#### Problem to solve
Read through the material below and find each line that has the word "shortcode"; copy it.

#### Input

-.-.-

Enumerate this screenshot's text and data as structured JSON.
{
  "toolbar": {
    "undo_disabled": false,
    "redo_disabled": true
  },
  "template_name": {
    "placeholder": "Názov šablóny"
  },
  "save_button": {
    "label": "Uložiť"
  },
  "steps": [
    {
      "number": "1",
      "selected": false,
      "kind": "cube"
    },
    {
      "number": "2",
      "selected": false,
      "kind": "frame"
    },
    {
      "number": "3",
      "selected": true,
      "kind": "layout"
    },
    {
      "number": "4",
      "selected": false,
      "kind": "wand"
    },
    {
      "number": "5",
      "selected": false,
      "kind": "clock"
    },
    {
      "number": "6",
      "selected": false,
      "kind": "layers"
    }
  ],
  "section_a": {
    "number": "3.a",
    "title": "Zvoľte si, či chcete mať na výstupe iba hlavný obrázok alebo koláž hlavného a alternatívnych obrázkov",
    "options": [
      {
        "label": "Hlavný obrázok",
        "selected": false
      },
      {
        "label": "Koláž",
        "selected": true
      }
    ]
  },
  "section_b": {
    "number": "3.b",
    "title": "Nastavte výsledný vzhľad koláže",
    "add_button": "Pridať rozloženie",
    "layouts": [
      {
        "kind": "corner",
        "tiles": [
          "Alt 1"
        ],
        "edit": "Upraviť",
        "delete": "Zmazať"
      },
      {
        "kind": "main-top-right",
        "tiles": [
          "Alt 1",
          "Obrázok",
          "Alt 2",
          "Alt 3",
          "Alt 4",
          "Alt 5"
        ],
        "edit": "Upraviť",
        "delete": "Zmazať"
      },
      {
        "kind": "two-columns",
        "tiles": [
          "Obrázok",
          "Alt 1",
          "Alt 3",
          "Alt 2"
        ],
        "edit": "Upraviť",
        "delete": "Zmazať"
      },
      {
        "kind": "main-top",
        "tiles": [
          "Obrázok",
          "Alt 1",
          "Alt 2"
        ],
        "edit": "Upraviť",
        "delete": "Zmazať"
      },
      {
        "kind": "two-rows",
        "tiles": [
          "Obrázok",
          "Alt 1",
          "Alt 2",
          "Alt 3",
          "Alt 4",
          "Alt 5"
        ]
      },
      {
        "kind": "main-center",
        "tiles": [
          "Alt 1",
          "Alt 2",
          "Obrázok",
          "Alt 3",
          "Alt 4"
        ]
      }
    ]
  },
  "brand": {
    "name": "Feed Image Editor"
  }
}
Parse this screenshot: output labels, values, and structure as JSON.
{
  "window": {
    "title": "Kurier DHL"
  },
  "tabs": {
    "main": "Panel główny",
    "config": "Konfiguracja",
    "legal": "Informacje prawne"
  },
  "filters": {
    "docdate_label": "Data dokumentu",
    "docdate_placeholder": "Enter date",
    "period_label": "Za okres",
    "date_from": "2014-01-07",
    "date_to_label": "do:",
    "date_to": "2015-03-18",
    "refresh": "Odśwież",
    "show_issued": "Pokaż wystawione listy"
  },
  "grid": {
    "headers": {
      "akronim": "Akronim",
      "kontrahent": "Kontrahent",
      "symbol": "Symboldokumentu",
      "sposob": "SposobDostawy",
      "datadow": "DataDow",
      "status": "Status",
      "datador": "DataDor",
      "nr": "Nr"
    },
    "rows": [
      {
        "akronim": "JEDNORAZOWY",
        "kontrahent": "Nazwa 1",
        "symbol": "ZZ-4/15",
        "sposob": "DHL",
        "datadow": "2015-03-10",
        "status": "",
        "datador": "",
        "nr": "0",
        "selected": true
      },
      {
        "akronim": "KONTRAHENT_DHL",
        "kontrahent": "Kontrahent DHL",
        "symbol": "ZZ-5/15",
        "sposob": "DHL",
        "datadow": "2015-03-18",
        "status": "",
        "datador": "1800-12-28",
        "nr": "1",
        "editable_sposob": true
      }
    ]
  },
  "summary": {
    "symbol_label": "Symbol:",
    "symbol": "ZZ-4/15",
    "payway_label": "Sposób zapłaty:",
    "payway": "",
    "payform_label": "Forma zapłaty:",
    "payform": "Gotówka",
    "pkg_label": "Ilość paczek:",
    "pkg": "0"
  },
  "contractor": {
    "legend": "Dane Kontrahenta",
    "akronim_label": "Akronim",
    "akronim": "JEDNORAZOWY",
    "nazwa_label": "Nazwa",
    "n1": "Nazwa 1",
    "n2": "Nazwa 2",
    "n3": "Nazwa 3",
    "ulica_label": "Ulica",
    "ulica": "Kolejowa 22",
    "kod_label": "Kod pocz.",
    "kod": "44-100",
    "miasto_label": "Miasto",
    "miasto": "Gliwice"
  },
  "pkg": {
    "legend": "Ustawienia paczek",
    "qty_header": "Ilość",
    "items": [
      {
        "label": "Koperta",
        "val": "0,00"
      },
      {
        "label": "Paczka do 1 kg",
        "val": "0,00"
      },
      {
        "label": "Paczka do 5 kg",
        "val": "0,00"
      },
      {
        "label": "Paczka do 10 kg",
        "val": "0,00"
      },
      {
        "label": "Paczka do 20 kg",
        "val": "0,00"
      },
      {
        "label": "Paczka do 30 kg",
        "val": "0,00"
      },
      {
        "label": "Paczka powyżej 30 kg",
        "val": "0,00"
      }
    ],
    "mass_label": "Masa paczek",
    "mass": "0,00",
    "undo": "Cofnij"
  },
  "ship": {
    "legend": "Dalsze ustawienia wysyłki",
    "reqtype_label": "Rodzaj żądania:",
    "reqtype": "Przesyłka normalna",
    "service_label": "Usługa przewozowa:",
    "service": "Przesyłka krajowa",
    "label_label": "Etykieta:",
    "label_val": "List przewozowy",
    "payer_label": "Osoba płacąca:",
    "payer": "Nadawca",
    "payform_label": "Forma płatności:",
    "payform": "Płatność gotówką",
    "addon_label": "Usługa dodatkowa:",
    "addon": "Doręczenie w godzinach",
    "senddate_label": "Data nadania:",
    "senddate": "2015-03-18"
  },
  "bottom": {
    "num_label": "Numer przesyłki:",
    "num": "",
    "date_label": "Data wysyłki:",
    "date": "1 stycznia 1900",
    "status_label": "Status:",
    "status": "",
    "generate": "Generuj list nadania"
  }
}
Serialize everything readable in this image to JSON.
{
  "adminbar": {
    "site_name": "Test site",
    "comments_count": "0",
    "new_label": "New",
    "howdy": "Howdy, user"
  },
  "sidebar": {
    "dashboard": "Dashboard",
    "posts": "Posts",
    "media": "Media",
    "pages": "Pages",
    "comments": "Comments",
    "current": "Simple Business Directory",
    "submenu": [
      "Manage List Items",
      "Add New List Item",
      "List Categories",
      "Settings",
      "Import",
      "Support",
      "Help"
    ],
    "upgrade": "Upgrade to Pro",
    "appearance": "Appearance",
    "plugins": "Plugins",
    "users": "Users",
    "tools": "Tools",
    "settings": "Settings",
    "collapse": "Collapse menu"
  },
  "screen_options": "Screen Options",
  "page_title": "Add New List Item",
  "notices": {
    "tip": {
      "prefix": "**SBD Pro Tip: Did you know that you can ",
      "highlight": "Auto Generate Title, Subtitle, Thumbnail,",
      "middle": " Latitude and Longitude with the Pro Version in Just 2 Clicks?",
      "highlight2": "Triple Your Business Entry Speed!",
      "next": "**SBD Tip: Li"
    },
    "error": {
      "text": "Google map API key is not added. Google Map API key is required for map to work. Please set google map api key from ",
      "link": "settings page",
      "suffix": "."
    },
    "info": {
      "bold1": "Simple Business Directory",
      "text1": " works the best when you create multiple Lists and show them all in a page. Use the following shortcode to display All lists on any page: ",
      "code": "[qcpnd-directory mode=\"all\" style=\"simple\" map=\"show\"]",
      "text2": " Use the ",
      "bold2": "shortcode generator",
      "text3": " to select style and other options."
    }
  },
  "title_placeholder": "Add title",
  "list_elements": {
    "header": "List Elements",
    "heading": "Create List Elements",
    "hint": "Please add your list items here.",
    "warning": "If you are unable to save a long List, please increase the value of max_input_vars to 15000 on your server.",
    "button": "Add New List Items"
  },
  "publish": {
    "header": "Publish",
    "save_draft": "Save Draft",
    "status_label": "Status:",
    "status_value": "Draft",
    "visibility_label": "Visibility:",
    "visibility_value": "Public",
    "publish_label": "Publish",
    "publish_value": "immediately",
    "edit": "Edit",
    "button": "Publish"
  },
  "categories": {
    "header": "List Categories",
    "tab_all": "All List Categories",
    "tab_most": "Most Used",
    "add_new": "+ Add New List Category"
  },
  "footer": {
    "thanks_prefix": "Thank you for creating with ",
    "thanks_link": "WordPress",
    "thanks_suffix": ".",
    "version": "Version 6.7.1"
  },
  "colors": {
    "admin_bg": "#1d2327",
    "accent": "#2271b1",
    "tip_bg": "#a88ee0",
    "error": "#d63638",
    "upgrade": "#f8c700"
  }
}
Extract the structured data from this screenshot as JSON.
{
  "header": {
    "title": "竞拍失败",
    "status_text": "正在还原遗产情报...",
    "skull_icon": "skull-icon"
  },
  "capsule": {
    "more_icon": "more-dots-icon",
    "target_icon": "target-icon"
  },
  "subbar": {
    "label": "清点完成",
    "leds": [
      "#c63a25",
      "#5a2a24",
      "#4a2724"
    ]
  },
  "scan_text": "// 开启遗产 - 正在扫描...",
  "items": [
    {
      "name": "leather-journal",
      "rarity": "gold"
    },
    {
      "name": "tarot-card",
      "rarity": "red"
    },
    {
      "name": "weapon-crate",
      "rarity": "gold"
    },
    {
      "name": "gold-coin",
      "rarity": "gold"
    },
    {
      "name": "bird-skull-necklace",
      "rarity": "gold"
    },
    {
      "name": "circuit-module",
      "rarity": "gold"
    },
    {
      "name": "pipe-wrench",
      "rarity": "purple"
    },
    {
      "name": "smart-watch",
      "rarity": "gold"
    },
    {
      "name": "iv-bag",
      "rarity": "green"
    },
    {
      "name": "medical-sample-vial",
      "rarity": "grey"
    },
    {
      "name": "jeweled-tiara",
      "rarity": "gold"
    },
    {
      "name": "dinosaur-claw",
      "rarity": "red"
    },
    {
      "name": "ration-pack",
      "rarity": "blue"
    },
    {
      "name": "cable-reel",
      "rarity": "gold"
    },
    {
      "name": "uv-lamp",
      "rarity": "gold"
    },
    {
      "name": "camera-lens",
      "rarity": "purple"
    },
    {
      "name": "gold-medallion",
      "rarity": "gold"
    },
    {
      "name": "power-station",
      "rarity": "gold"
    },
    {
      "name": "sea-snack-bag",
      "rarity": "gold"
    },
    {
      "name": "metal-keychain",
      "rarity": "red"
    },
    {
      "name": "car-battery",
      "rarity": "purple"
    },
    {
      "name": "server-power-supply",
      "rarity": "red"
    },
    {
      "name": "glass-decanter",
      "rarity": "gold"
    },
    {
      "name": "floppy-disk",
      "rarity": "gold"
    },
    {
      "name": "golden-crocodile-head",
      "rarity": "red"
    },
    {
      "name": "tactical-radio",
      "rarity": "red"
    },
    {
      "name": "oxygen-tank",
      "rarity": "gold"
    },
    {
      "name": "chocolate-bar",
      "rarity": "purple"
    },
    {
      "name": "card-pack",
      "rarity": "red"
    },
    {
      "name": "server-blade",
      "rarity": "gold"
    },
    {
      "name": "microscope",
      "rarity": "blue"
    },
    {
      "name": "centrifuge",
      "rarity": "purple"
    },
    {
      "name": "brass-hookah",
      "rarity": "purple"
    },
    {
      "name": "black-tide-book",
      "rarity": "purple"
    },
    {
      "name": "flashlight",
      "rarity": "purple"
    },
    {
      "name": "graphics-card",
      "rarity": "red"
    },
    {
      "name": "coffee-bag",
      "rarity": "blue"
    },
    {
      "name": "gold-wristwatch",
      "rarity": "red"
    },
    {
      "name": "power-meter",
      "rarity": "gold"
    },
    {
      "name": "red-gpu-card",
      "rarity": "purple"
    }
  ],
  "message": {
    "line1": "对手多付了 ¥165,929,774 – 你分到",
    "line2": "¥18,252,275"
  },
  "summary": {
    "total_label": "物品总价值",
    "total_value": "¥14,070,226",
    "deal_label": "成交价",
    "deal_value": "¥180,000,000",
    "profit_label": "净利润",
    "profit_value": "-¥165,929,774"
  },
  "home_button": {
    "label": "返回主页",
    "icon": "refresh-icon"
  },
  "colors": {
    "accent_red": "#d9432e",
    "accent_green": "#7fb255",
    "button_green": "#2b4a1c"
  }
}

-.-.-

#### Response to the task
      "text1": " works the best when you create multiple Lists and show them all in a page. Use the following shortcode to display All lists on any page: ",
      "bold2": "shortcode generator",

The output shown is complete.